### DIRECTIONS FOR THIS TASK
Each line of the entries below that includes "concise" belongs in your answer.
───── SOURCE RECORDS ─────
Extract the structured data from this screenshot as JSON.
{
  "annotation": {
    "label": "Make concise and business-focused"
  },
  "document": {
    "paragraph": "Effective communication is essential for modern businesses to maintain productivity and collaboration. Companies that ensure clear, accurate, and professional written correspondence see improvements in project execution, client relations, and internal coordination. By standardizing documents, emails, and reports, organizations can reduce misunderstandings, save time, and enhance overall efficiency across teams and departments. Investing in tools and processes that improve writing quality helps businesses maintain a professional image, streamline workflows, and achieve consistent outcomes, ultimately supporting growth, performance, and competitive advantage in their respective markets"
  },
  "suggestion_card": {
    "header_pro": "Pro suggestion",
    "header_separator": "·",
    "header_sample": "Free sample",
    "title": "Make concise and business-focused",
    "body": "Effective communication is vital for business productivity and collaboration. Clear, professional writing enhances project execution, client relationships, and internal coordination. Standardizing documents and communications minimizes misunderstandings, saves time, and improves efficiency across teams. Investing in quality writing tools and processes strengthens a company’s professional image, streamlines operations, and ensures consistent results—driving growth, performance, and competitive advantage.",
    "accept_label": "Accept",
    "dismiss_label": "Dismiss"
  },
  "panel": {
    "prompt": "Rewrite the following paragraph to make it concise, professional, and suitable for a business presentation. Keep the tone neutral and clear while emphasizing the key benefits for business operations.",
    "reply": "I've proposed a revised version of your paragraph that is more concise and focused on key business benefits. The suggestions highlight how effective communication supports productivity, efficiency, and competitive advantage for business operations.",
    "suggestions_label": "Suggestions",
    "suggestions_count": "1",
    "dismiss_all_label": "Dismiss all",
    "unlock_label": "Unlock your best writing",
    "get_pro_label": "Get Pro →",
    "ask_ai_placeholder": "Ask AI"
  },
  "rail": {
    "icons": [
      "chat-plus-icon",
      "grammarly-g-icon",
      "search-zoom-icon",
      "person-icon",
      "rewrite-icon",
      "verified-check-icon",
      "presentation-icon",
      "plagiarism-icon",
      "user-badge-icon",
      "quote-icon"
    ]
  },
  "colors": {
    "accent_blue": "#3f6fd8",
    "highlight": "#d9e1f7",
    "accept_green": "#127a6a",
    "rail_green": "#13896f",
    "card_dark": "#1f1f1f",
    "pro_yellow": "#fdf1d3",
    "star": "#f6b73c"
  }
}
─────
### SOLUTION
    "label": "Make concise and business-focused"
    "title": "Make concise and business-focused",
    "prompt": "Rewrite the following paragraph to make it concise, professional, and suitable for a business presentation. Keep the tone neutral and clear while emphasizing the key benefits for business operations.",
    "reply": "I've proposed a revised version of your paragraph that is more concise and focused on key business benefits. The suggestions highlight how effective communication supports productivity, efficiency, and competitive advantage for business operations.",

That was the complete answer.